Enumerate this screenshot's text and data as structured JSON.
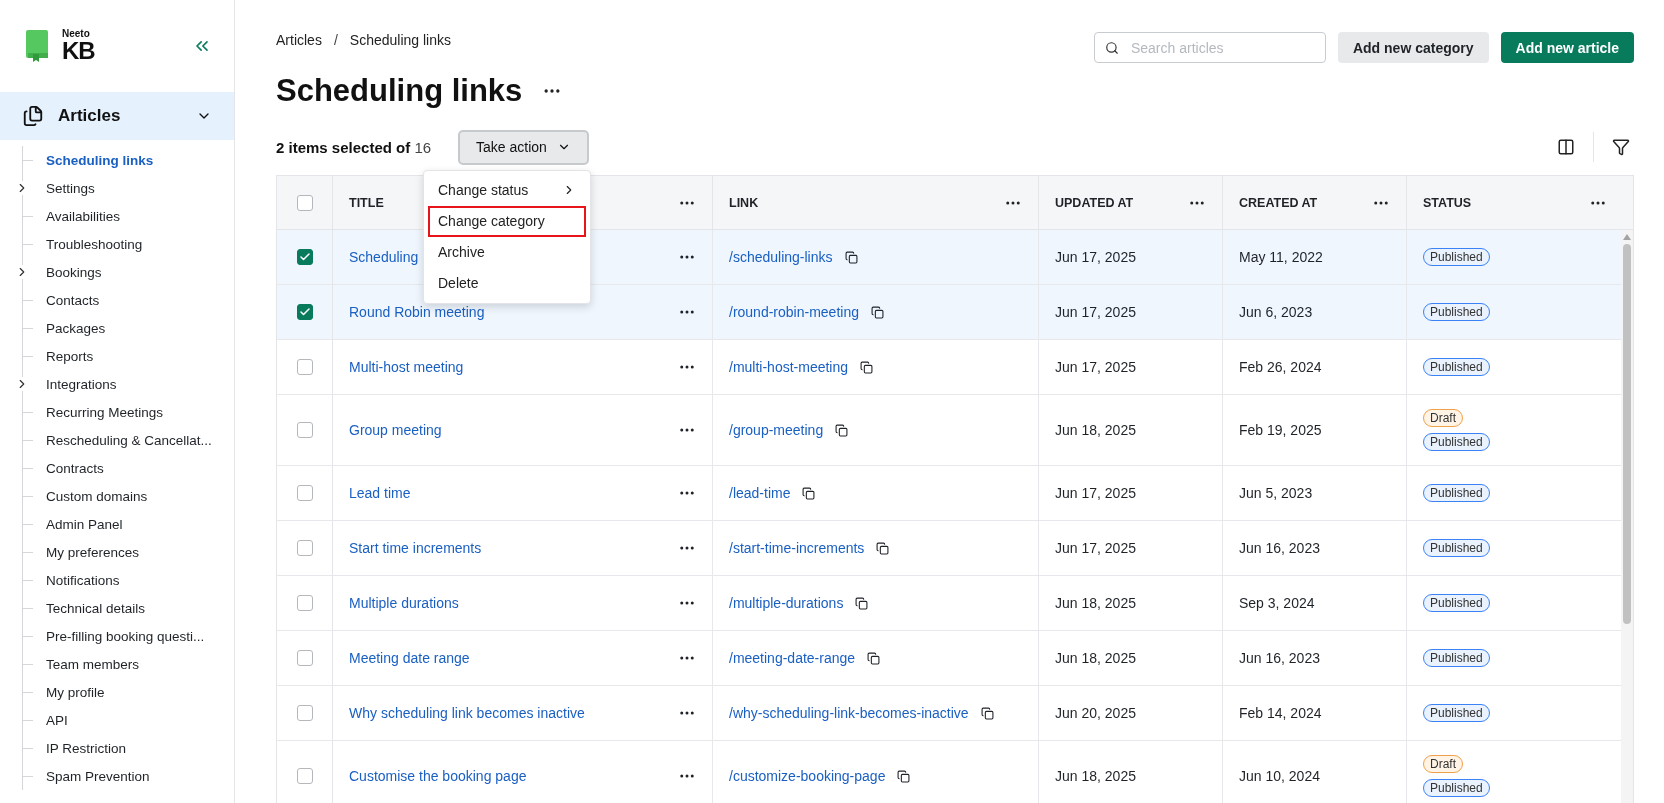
{
  "logo": {
    "top": "Neeto",
    "bottom": "KB"
  },
  "sidebar": {
    "section": {
      "label": "Articles",
      "expanded": true
    },
    "items": [
      {
        "label": "Scheduling links",
        "selected": true,
        "expandable": false
      },
      {
        "label": "Settings",
        "selected": false,
        "expandable": true
      },
      {
        "label": "Availabilities",
        "selected": false,
        "expandable": false
      },
      {
        "label": "Troubleshooting",
        "selected": false,
        "expandable": false
      },
      {
        "label": "Bookings",
        "selected": false,
        "expandable": true
      },
      {
        "label": "Contacts",
        "selected": false,
        "expandable": false
      },
      {
        "label": "Packages",
        "selected": false,
        "expandable": false
      },
      {
        "label": "Reports",
        "selected": false,
        "expandable": false
      },
      {
        "label": "Integrations",
        "selected": false,
        "expandable": true
      },
      {
        "label": "Recurring Meetings",
        "selected": false,
        "expandable": false
      },
      {
        "label": "Rescheduling & Cancellat...",
        "selected": false,
        "expandable": false
      },
      {
        "label": "Contracts",
        "selected": false,
        "expandable": false
      },
      {
        "label": "Custom domains",
        "selected": false,
        "expandable": false
      },
      {
        "label": "Admin Panel",
        "selected": false,
        "expandable": false
      },
      {
        "label": "My preferences",
        "selected": false,
        "expandable": false
      },
      {
        "label": "Notifications",
        "selected": false,
        "expandable": false
      },
      {
        "label": "Technical details",
        "selected": false,
        "expandable": false
      },
      {
        "label": "Pre-filling booking questi...",
        "selected": false,
        "expandable": false
      },
      {
        "label": "Team members",
        "selected": false,
        "expandable": false
      },
      {
        "label": "My profile",
        "selected": false,
        "expandable": false
      },
      {
        "label": "API",
        "selected": false,
        "expandable": false
      },
      {
        "label": "IP Restriction",
        "selected": false,
        "expandable": false
      },
      {
        "label": "Spam Prevention",
        "selected": false,
        "expandable": false
      }
    ]
  },
  "breadcrumb": [
    "Articles",
    "Scheduling links"
  ],
  "breadcrumb_separator": "/",
  "title": "Scheduling links",
  "search": {
    "placeholder": "Search articles"
  },
  "buttons": [
    {
      "label": "Add new category",
      "kind": "secondary"
    },
    {
      "label": "Add new article",
      "kind": "primary"
    }
  ],
  "selection": {
    "summary": "**2 items selected of** 16",
    "action": "Take action"
  },
  "action_menu": [
    {
      "label": "Change status",
      "submenu": true,
      "highlighted": false
    },
    {
      "label": "Change category",
      "submenu": false,
      "highlighted": true
    },
    {
      "label": "Archive",
      "submenu": false,
      "highlighted": false
    },
    {
      "label": "Delete",
      "submenu": false,
      "highlighted": false
    }
  ],
  "table": {
    "all_selected": false,
    "columns": [
      "TITLE",
      "LINK",
      "UPDATED AT",
      "CREATED AT",
      "STATUS"
    ],
    "rows": [
      {
        "selected": true,
        "title": "Scheduling",
        "link": "/scheduling-links",
        "updated": "Jun 17, 2025",
        "created": "May 11, 2022",
        "statuses": [
          {
            "label": "Published",
            "kind": "published"
          }
        ]
      },
      {
        "selected": true,
        "title": "Round Robin meeting",
        "link": "/round-robin-meeting",
        "updated": "Jun 17, 2025",
        "created": "Jun 6, 2023",
        "statuses": [
          {
            "label": "Published",
            "kind": "published"
          }
        ]
      },
      {
        "selected": false,
        "title": "Multi-host meeting",
        "link": "/multi-host-meeting",
        "updated": "Jun 17, 2025",
        "created": "Feb 26, 2024",
        "statuses": [
          {
            "label": "Published",
            "kind": "published"
          }
        ]
      },
      {
        "selected": false,
        "title": "Group meeting",
        "link": "/group-meeting",
        "updated": "Jun 18, 2025",
        "created": "Feb 19, 2025",
        "statuses": [
          {
            "label": "Draft",
            "kind": "draft"
          },
          {
            "label": "Published",
            "kind": "published"
          }
        ]
      },
      {
        "selected": false,
        "title": "Lead time",
        "link": "/lead-time",
        "updated": "Jun 17, 2025",
        "created": "Jun 5, 2023",
        "statuses": [
          {
            "label": "Published",
            "kind": "published"
          }
        ]
      },
      {
        "selected": false,
        "title": "Start time increments",
        "link": "/start-time-increments",
        "updated": "Jun 17, 2025",
        "created": "Jun 16, 2023",
        "statuses": [
          {
            "label": "Published",
            "kind": "published"
          }
        ]
      },
      {
        "selected": false,
        "title": "Multiple durations",
        "link": "/multiple-durations",
        "updated": "Jun 18, 2025",
        "created": "Sep 3, 2024",
        "statuses": [
          {
            "label": "Published",
            "kind": "published"
          }
        ]
      },
      {
        "selected": false,
        "title": "Meeting date range",
        "link": "/meeting-date-range",
        "updated": "Jun 18, 2025",
        "created": "Jun 16, 2023",
        "statuses": [
          {
            "label": "Published",
            "kind": "published"
          }
        ]
      },
      {
        "selected": false,
        "title": "Why scheduling link becomes inactive",
        "link": "/why-scheduling-link-becomes-inactive",
        "updated": "Jun 20, 2025",
        "created": "Feb 14, 2024",
        "statuses": [
          {
            "label": "Published",
            "kind": "published"
          }
        ]
      },
      {
        "selected": false,
        "title": "Customise the booking page",
        "link": "/customize-booking-page",
        "updated": "Jun 18, 2025",
        "created": "Jun 10, 2024",
        "statuses": [
          {
            "label": "Draft",
            "kind": "draft"
          },
          {
            "label": "Published",
            "kind": "published"
          }
        ]
      }
    ]
  }
}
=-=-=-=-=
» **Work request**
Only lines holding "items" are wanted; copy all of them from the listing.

» **Exercise answer**
    "items": [
    "summary": "**2 items selected of** 16",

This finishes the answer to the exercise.